▶ _DATA FOR THE TASK_
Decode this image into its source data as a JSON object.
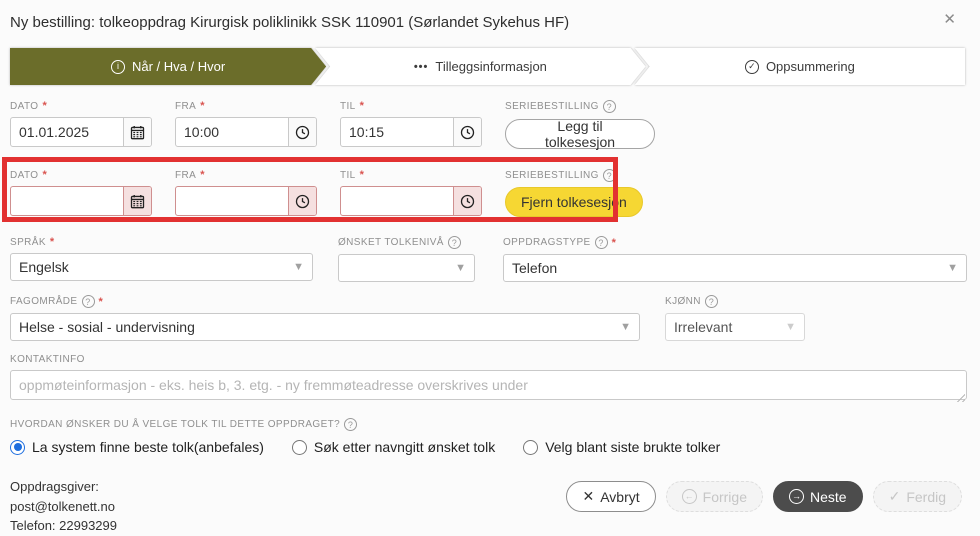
{
  "window": {
    "title": "Ny bestilling: tolkeoppdrag Kirurgisk poliklinikk SSK 110901 (Sørlandet Sykehus HF)",
    "close": "✕"
  },
  "steps": [
    {
      "label": "Når / Hva / Hvor",
      "icon": "info-circle",
      "active": true
    },
    {
      "label": "Tilleggsinformasjon",
      "icon": "ellipsis",
      "active": false
    },
    {
      "label": "Oppsummering",
      "icon": "check-circle",
      "active": false
    }
  ],
  "sessions": [
    {
      "date_label": "DATO",
      "date_value": "01.01.2025",
      "from_label": "FRA",
      "from_value": "10:00",
      "to_label": "TIL",
      "to_value": "10:15",
      "serie_label": "SERIEBESTILLING",
      "button_label": "Legg til tolkesesjon"
    },
    {
      "date_label": "DATO",
      "date_value": "",
      "from_label": "FRA",
      "from_value": "",
      "to_label": "TIL",
      "to_value": "",
      "serie_label": "SERIEBESTILLING",
      "button_label": "Fjern tolkesesjon"
    }
  ],
  "fields": {
    "sprak": {
      "label": "SPRÅK",
      "value": "Engelsk"
    },
    "tolkeniva": {
      "label": "ØNSKET TOLKENIVÅ",
      "value": ""
    },
    "oppdragstype": {
      "label": "OPPDRAGSTYPE",
      "value": "Telefon"
    },
    "fagomrade": {
      "label": "FAGOMRÅDE",
      "value": "Helse - sosial - undervisning"
    },
    "kjonn": {
      "label": "KJØNN",
      "value": "Irrelevant"
    },
    "kontaktinfo": {
      "label": "KONTAKTINFO",
      "placeholder": "oppmøteinformasjon - eks. heis b, 3. etg. - ny fremmøteadresse overskrives under"
    }
  },
  "tolk_choice": {
    "label": "HVORDAN ØNSKER DU Å VELGE TOLK TIL DETTE OPPDRAGET?",
    "options": [
      {
        "label": "La system finne beste tolk(anbefales)",
        "selected": true
      },
      {
        "label": "Søk etter navngitt ønsket tolk",
        "selected": false
      },
      {
        "label": "Velg blant siste brukte tolker",
        "selected": false
      }
    ]
  },
  "footer": {
    "info_lines": [
      "Oppdragsgiver:",
      "post@tolkenett.no",
      "Telefon: 22993299"
    ],
    "buttons": {
      "avbryt": "Avbryt",
      "forrige": "Forrige",
      "neste": "Neste",
      "ferdig": "Ferdig"
    }
  },
  "colors": {
    "step_active_bg": "#6b6d2a",
    "annotation_red": "#e23131",
    "remove_button_yellow": "#f6d733",
    "radio_blue": "#1e6ede",
    "primary_button_dark": "#4c4c4c",
    "error_border": "#cf8f8f",
    "error_icon_bg": "#f5e0e0"
  }
}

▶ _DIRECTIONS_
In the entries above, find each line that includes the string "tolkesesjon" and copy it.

▶ _REPLY TO THE EXERCISE_
      "button_label": "Legg til tolkesesjon"
      "button_label": "Fjern tolkesesjon"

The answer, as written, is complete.